======== Supplied records ========

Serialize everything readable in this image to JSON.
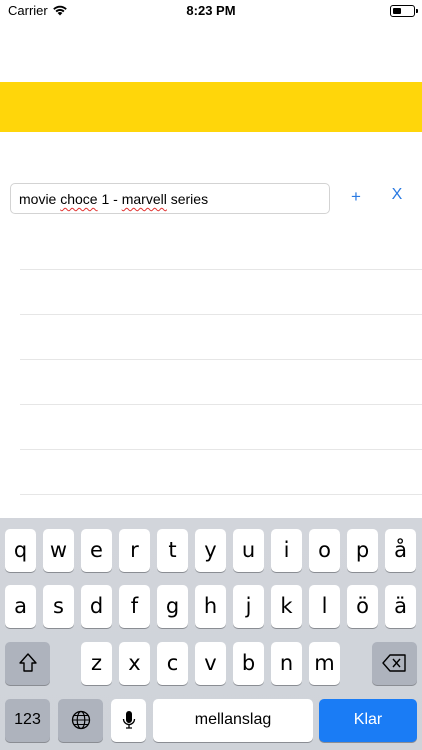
{
  "status_bar": {
    "carrier": "Carrier",
    "time": "8:23 PM",
    "battery_level": 0.4
  },
  "header": {
    "bar_color": "#FFD60A"
  },
  "entry": {
    "text_before": "movie ",
    "text_misspelled_1": "choce",
    "text_middle": " 1 - ",
    "text_misspelled_2": "marvell",
    "text_after": " series",
    "add_label": "+",
    "clear_label": "X",
    "button_color": "#2a7ae2"
  },
  "list": {
    "rows": [
      "",
      "",
      "",
      "",
      "",
      ""
    ]
  },
  "keyboard": {
    "row1": [
      "q",
      "w",
      "e",
      "r",
      "t",
      "y",
      "u",
      "i",
      "o",
      "p",
      "å"
    ],
    "row2": [
      "a",
      "s",
      "d",
      "f",
      "g",
      "h",
      "j",
      "k",
      "l",
      "ö",
      "ä"
    ],
    "row3": [
      "z",
      "x",
      "c",
      "v",
      "b",
      "n",
      "m"
    ],
    "numbers_label": "123",
    "space_label": "mellanslag",
    "return_label": "Klar",
    "icons": {
      "shift": "shift-icon",
      "backspace": "backspace-icon",
      "globe": "globe-icon",
      "mic": "microphone-icon"
    }
  }
}
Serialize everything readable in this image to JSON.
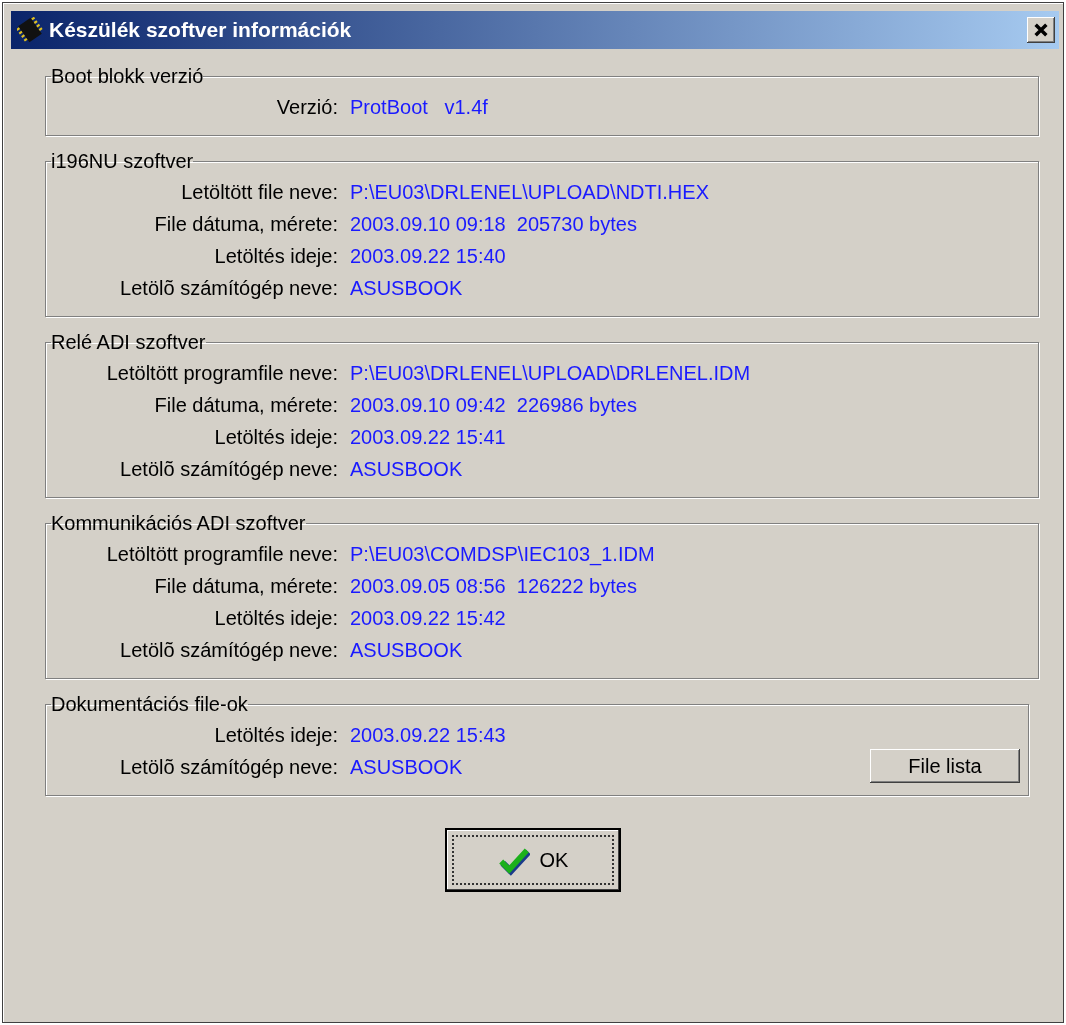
{
  "window": {
    "title": "Készülék szoftver információk"
  },
  "groups": [
    {
      "title": "Boot blokk verzió",
      "rows": [
        {
          "label": "Verzió:",
          "value": "ProtBoot   v1.4f"
        }
      ]
    },
    {
      "title": "i196NU szoftver",
      "rows": [
        {
          "label": "Letöltött file neve:",
          "value": "P:\\EU03\\DRLENEL\\UPLOAD\\NDTI.HEX"
        },
        {
          "label": "File dátuma, mérete:",
          "value": "2003.09.10 09:18  205730 bytes"
        },
        {
          "label": "Letöltés ideje:",
          "value": "2003.09.22 15:40"
        },
        {
          "label": "Letölõ számítógép neve:",
          "value": "ASUSBOOK"
        }
      ]
    },
    {
      "title": "Relé ADI szoftver",
      "rows": [
        {
          "label": "Letöltött programfile neve:",
          "value": "P:\\EU03\\DRLENEL\\UPLOAD\\DRLENEL.IDM"
        },
        {
          "label": "File dátuma, mérete:",
          "value": "2003.09.10 09:42  226986 bytes"
        },
        {
          "label": "Letöltés ideje:",
          "value": "2003.09.22 15:41"
        },
        {
          "label": "Letölõ számítógép neve:",
          "value": "ASUSBOOK"
        }
      ]
    },
    {
      "title": "Kommunikációs ADI szoftver",
      "rows": [
        {
          "label": "Letöltött programfile neve:",
          "value": "P:\\EU03\\COMDSP\\IEC103_1.IDM"
        },
        {
          "label": "File dátuma, mérete:",
          "value": "2003.09.05 08:56  126222 bytes"
        },
        {
          "label": "Letöltés ideje:",
          "value": "2003.09.22 15:42"
        },
        {
          "label": "Letölõ számítógép neve:",
          "value": "ASUSBOOK"
        }
      ]
    },
    {
      "title": "Dokumentációs file-ok",
      "rows": [
        {
          "label": "Letöltés ideje:",
          "value": "2003.09.22 15:43"
        },
        {
          "label": "Letölõ számítógép neve:",
          "value": "ASUSBOOK"
        }
      ],
      "button": "File lista"
    }
  ],
  "ok_button": "OK"
}
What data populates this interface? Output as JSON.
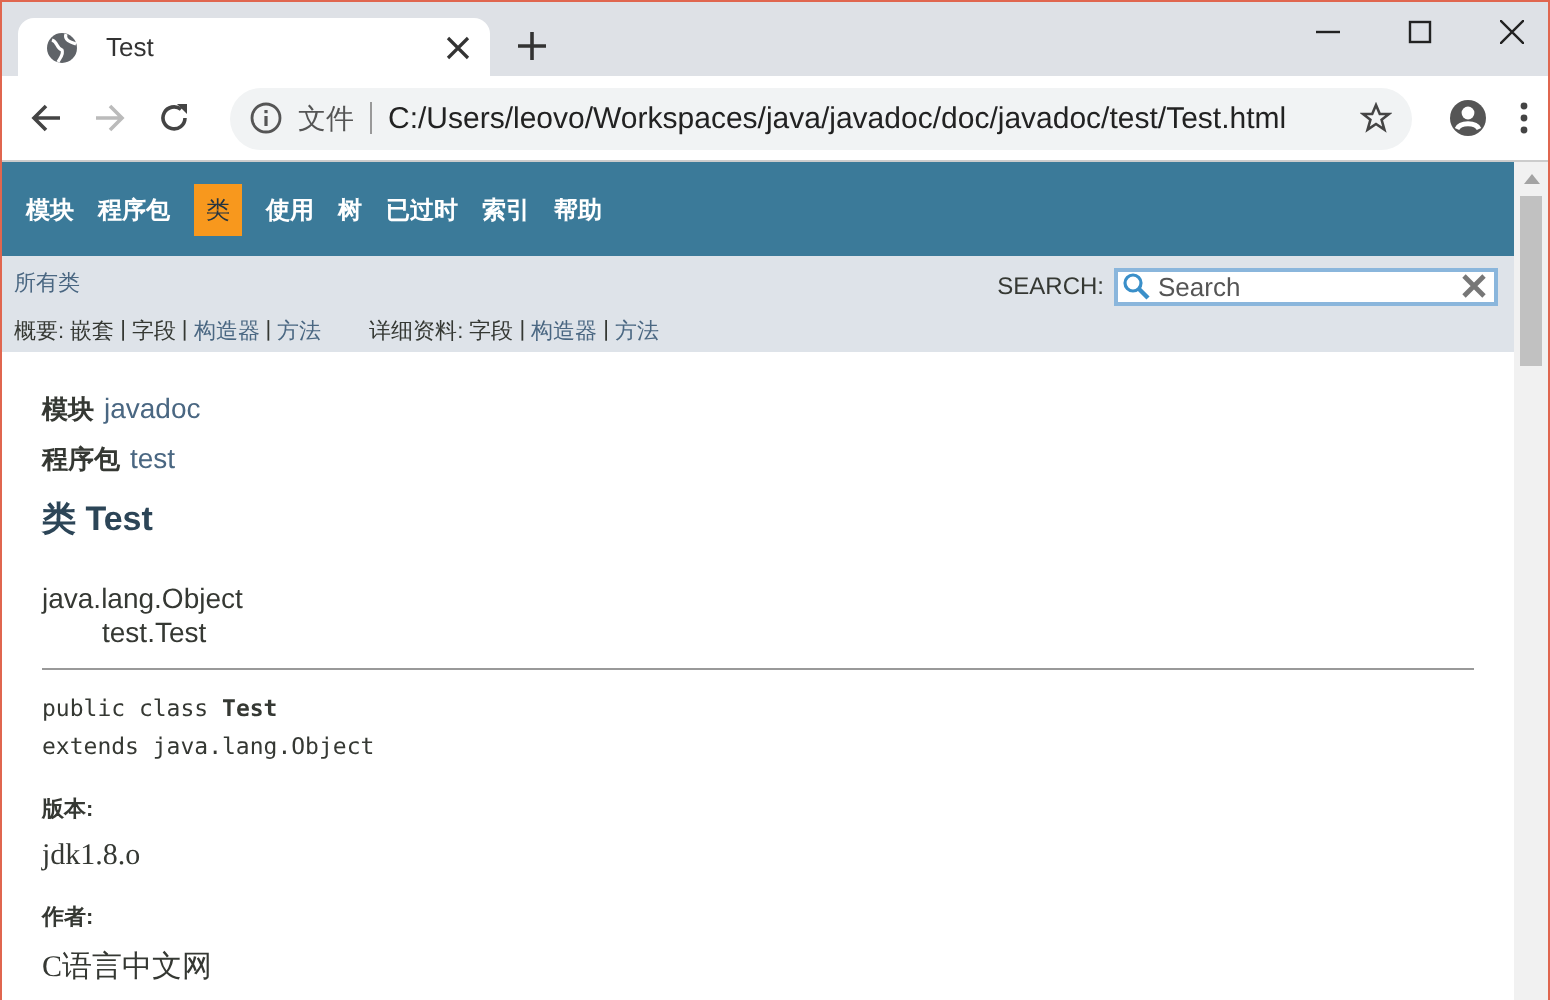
{
  "browser": {
    "tab": {
      "title": "Test"
    },
    "address": {
      "scheme_label": "文件",
      "url": "C:/Users/leovo/Workspaces/java/javadoc/doc/javadoc/test/Test.html"
    }
  },
  "nav": [
    {
      "label": "模块",
      "selected": false
    },
    {
      "label": "程序包",
      "selected": false
    },
    {
      "label": "类",
      "selected": true
    },
    {
      "label": "使用",
      "selected": false
    },
    {
      "label": "树",
      "selected": false
    },
    {
      "label": "已过时",
      "selected": false
    },
    {
      "label": "索引",
      "selected": false
    },
    {
      "label": "帮助",
      "selected": false
    }
  ],
  "subnav": {
    "all_classes": "所有类",
    "search_label": "SEARCH:",
    "search_placeholder": "Search",
    "summary": {
      "label": "概要:",
      "separator": "|",
      "items": [
        {
          "text": "嵌套",
          "link": false
        },
        {
          "text": "字段",
          "link": false
        },
        {
          "text": "构造器",
          "link": true
        },
        {
          "text": "方法",
          "link": true
        }
      ]
    },
    "detail": {
      "label": "详细资料:",
      "separator": "|",
      "items": [
        {
          "text": "字段",
          "link": false
        },
        {
          "text": "构造器",
          "link": true
        },
        {
          "text": "方法",
          "link": true
        }
      ]
    }
  },
  "content": {
    "module": {
      "label": "模块",
      "value": "javadoc"
    },
    "package": {
      "label": "程序包",
      "value": "test"
    },
    "title": "类 Test",
    "hierarchy": [
      "java.lang.Object",
      "test.Test"
    ],
    "signature": [
      "public class **Test**",
      "extends java.lang.Object"
    ],
    "tags": [
      {
        "label": "版本:",
        "value": "jdk1.8.o"
      },
      {
        "label": "作者:",
        "value": "C语言中文网"
      }
    ]
  }
}
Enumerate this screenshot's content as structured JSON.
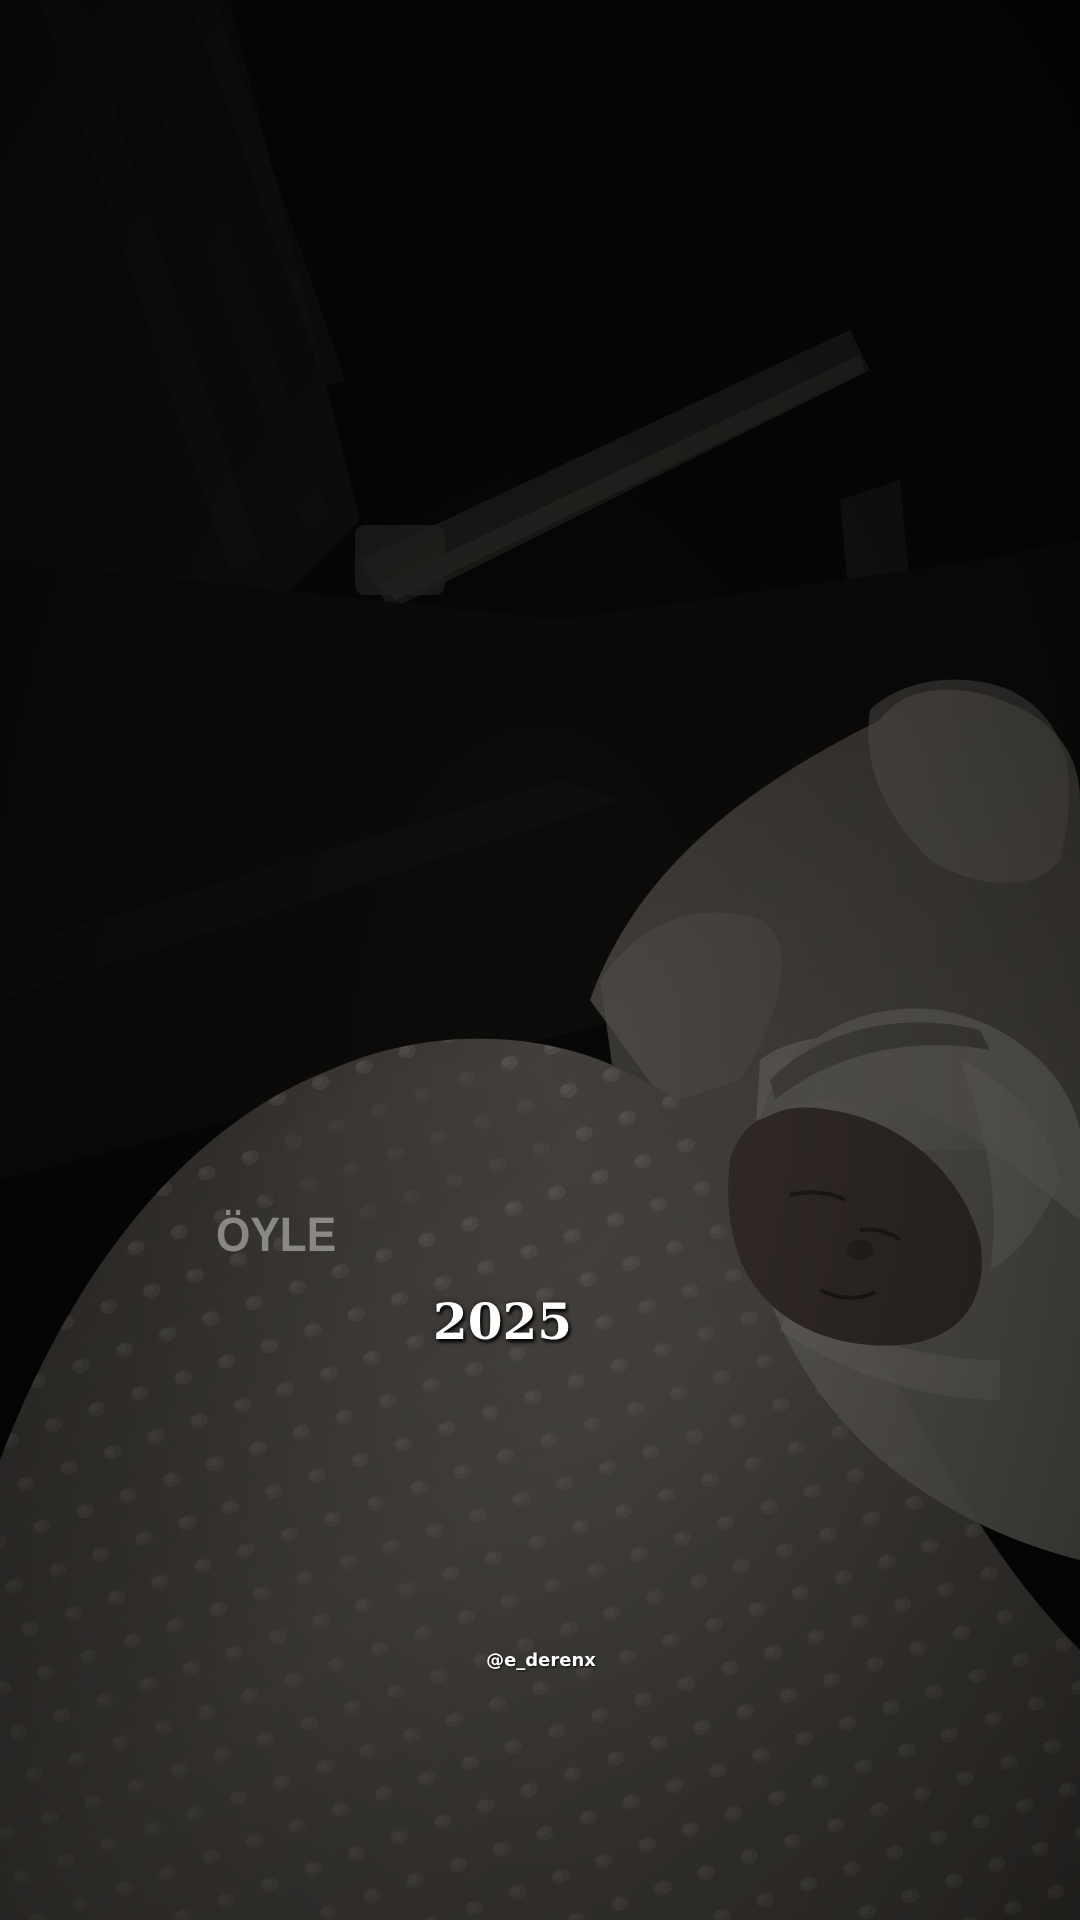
{
  "photo": {
    "subject": "sleeping-newborn-photo",
    "palette": {
      "background": "#0c0b0a",
      "blanket": "#6f6962",
      "hat": "#8c8983",
      "skin": "#4a3f39"
    }
  },
  "overlay": {
    "watermark": "ÖYLE",
    "year": "2025",
    "handle": "@e_derenx"
  }
}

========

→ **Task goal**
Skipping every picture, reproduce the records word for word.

→ **Solution for this task**
Serialize everything readable in this image to JSON.
{
  "status_bar": {
    "carrier": "Carrier",
    "time": "8:23 PM",
    "battery_level": 0.4
  },
  "header": {
    "bar_color": "#FFD60A"
  },
  "entry": {
    "text_before": "movie ",
    "text_misspelled_1": "choce",
    "text_middle": " 1 - ",
    "text_misspelled_2": "marvell",
    "text_after": " series",
    "add_label": "+",
    "clear_label": "X",
    "button_color": "#2a7ae2"
  },
  "list": {
    "rows": [
      "",
      "",
      "",
      "",
      "",
      ""
    ]
  },
  "keyboard": {
    "row1": [
      "q",
      "w",
      "e",
      "r",
      "t",
      "y",
      "u",
      "i",
      "o",
      "p",
      "å"
    ],
    "row2": [
      "a",
      "s",
      "d",
      "f",
      "g",
      "h",
      "j",
      "k",
      "l",
      "ö",
      "ä"
    ],
    "row3": [
      "z",
      "x",
      "c",
      "v",
      "b",
      "n",
      "m"
    ],
    "numbers_label": "123",
    "space_label": "mellanslag",
    "return_label": "Klar",
    "icons": {
      "shift": "shift-icon",
      "backspace": "backspace-icon",
      "globe": "globe-icon",
      "mic": "microphone-icon"
    }
  }
}
Serialize everything readable in this image to JSON.
{
  "window": {
    "title": "Készülék szoftver információk"
  },
  "groups": [
    {
      "title": "Boot blokk verzió",
      "rows": [
        {
          "label": "Verzió:",
          "value": "ProtBoot   v1.4f"
        }
      ]
    },
    {
      "title": "i196NU szoftver",
      "rows": [
        {
          "label": "Letöltött file neve:",
          "value": "P:\\EU03\\DRLENEL\\UPLOAD\\NDTI.HEX"
        },
        {
          "label": "File dátuma, mérete:",
          "value": "2003.09.10 09:18  205730 bytes"
        },
        {
          "label": "Letöltés ideje:",
          "value": "2003.09.22 15:40"
        },
        {
          "label": "Letölõ számítógép neve:",
          "value": "ASUSBOOK"
        }
      ]
    },
    {
      "title": "Relé ADI szoftver",
      "rows": [
        {
          "label": "Letöltött programfile neve:",
          "value": "P:\\EU03\\DRLENEL\\UPLOAD\\DRLENEL.IDM"
        },
        {
          "label": "File dátuma, mérete:",
          "value": "2003.09.10 09:42  226986 bytes"
        },
        {
          "label": "Letöltés ideje:",
          "value": "2003.09.22 15:41"
        },
        {
          "label": "Letölõ számítógép neve:",
          "value": "ASUSBOOK"
        }
      ]
    },
    {
      "title": "Kommunikációs ADI szoftver",
      "rows": [
        {
          "label": "Letöltött programfile neve:",
          "value": "P:\\EU03\\COMDSP\\IEC103_1.IDM"
        },
        {
          "label": "File dátuma, mérete:",
          "value": "2003.09.05 08:56  126222 bytes"
        },
        {
          "label": "Letöltés ideje:",
          "value": "2003.09.22 15:42"
        },
        {
          "label": "Letölõ számítógép neve:",
          "value": "ASUSBOOK"
        }
      ]
    },
    {
      "title": "Dokumentációs file-ok",
      "rows": [
        {
          "label": "Letöltés ideje:",
          "value": "2003.09.22 15:43"
        },
        {
          "label": "Letölõ számítógép neve:",
          "value": "ASUSBOOK"
        }
      ],
      "button": "File lista"
    }
  ],
  "ok_button": "OK"
}
What data populates this interface? Output as JSON.
{
  "browser": {
    "tab": {
      "title": "Test"
    },
    "address": {
      "scheme_label": "文件",
      "url": "C:/Users/leovo/Workspaces/java/javadoc/doc/javadoc/test/Test.html"
    }
  },
  "nav": [
    {
      "label": "模块",
      "selected": false
    },
    {
      "label": "程序包",
      "selected": false
    },
    {
      "label": "类",
      "selected": true
    },
    {
      "label": "使用",
      "selected": false
    },
    {
      "label": "树",
      "selected": false
    },
    {
      "label": "已过时",
      "selected": false
    },
    {
      "label": "索引",
      "selected": false
    },
    {
      "label": "帮助",
      "selected": false
    }
  ],
  "subnav": {
    "all_classes": "所有类",
    "search_label": "SEARCH:",
    "search_placeholder": "Search",
    "summary": {
      "label": "概要:",
      "separator": "|",
      "items": [
        {
          "text": "嵌套",
          "link": false
        },
        {
          "text": "字段",
          "link": false
        },
        {
          "text": "构造器",
          "link": true
        },
        {
          "text": "方法",
          "link": true
        }
      ]
    },
    "detail": {
      "label": "详细资料:",
      "separator": "|",
      "items": [
        {
          "text": "字段",
          "link": false
        },
        {
          "text": "构造器",
          "link": true
        },
        {
          "text": "方法",
          "link": true
        }
      ]
    }
  },
  "content": {
    "module": {
      "label": "模块",
      "value": "javadoc"
    },
    "package": {
      "label": "程序包",
      "value": "test"
    },
    "title": "类 Test",
    "hierarchy": [
      "java.lang.Object",
      "test.Test"
    ],
    "signature": [
      "public class **Test**",
      "extends java.lang.Object"
    ],
    "tags": [
      {
        "label": "版本:",
        "value": "jdk1.8.o"
      },
      {
        "label": "作者:",
        "value": "C语言中文网"
      }
    ]
  }
}
Enumerate this screenshot's content as structured JSON.
{
  "photo": {
    "subject": "sleeping-newborn-photo",
    "palette": {
      "background": "#0c0b0a",
      "blanket": "#6f6962",
      "hat": "#8c8983",
      "skin": "#4a3f39"
    }
  },
  "overlay": {
    "watermark": "ÖYLE",
    "year": "2025",
    "handle": "@e_derenx"
  }
}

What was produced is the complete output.